Turkish lira slides to record low on concerns for financial stability
Turkey’s lira dived to a record low against the dollar as investors sold their holdings on concern that a currency crisis in 2018 might be repeated.
The lira fell to as low as 7.277 per dollar in afternoon trading in Istanbul, extending losses since the start of the week to almost 5 percent. It traded down 3 percent at 7.25 per dollar as of 1:10 p.m. local time.
The Turkish central bank has slashed interest rates to below the annual rate of inflation, in line with government orders, forcing it to sell tens of billions of dollars of its foreign currency reserves to protect the lira’s value. That policy is not sustainable, economists say, pointing to the bank’s depleted reserves and a borrowing boom initiated by the government.
Yields on Turkey’s benchmark 10-year lira bond jumped 80 basis points to 14.22 percent on Thursday. That compared with yields of 11.9 percent 10 days ago. The central bank has set its benchmark interest rate at 8.25 percent and annual consumer price inflation is 11.8 percent.

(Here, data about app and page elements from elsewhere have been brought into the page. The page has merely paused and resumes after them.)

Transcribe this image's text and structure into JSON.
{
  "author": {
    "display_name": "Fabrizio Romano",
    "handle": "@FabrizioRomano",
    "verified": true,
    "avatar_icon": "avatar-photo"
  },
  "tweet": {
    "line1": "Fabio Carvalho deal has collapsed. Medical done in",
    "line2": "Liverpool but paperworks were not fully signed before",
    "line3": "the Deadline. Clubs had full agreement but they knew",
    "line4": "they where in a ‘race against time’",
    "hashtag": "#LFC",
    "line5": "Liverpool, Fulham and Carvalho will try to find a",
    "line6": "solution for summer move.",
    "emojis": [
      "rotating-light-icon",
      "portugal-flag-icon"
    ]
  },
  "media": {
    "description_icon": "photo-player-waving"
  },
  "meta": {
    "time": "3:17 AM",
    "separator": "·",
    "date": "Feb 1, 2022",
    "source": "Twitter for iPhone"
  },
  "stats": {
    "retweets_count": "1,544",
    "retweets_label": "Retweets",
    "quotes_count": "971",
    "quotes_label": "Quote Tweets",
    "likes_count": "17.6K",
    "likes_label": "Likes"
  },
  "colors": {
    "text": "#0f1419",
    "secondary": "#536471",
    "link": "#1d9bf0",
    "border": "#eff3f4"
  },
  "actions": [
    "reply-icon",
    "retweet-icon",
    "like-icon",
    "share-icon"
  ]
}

Economists say the central bank should raise interest rates to defend the lira. But the bank's hands are tied by politics. Turkish President Recep Tayyip Erdoğan says higher interest rates are inflationary - a view that contradicts conventional economic theory. He sacked and replaced the central bank's governor last year for failing to support the government's pro-economic growth policies.
The International Monetary Fund warned this week that there appeared to be strong downward pressure on the lira, calling on the central bank to bolster its foreign exchange reserves in the medium term and to contain rapid credit growth. The surge in lending, led by state-run banks, is hurting the lira because it is fuelling demand for imports among consumers and businesses, widening the country’s current account deficit. Turkey needs hard currency to finance that gap.
The latest bout of lira selling came as the cost of borrowing for investors in the offshore overnight swap market surged into the hundreds of percent this week, prompting analysts to declare that Turkey’s money markets were becoming increasingly dysfunctional.
State-run banks spent more than $1 billion defending the lira on Wednesday, but the currency still fell 2 percent against the dollar.
The lira had hit an all-time low of 7.269 per dollar in mid-May, exceeding record lows reached in July 2018 at the height of the currency crisis. The losses in May prompted the Turkish authorities to strike a $10 billion currency swaps deal with Qatar to help steady the lira, rather than raise interest rates.
There was serious selling in Turkish stocks and bonds this week as foreign investors worked to meet their lira liabilities, said Enver Erkan, an economist at Tera Securities in Istanbul, according to the Financial Times. Foreigners sold a record $893 million of Turkish stocks in July, Dünya newspaper reported on Thursday citing official data.
(Story was updated wih lira record low in second paragraph, bond prices in fourth.)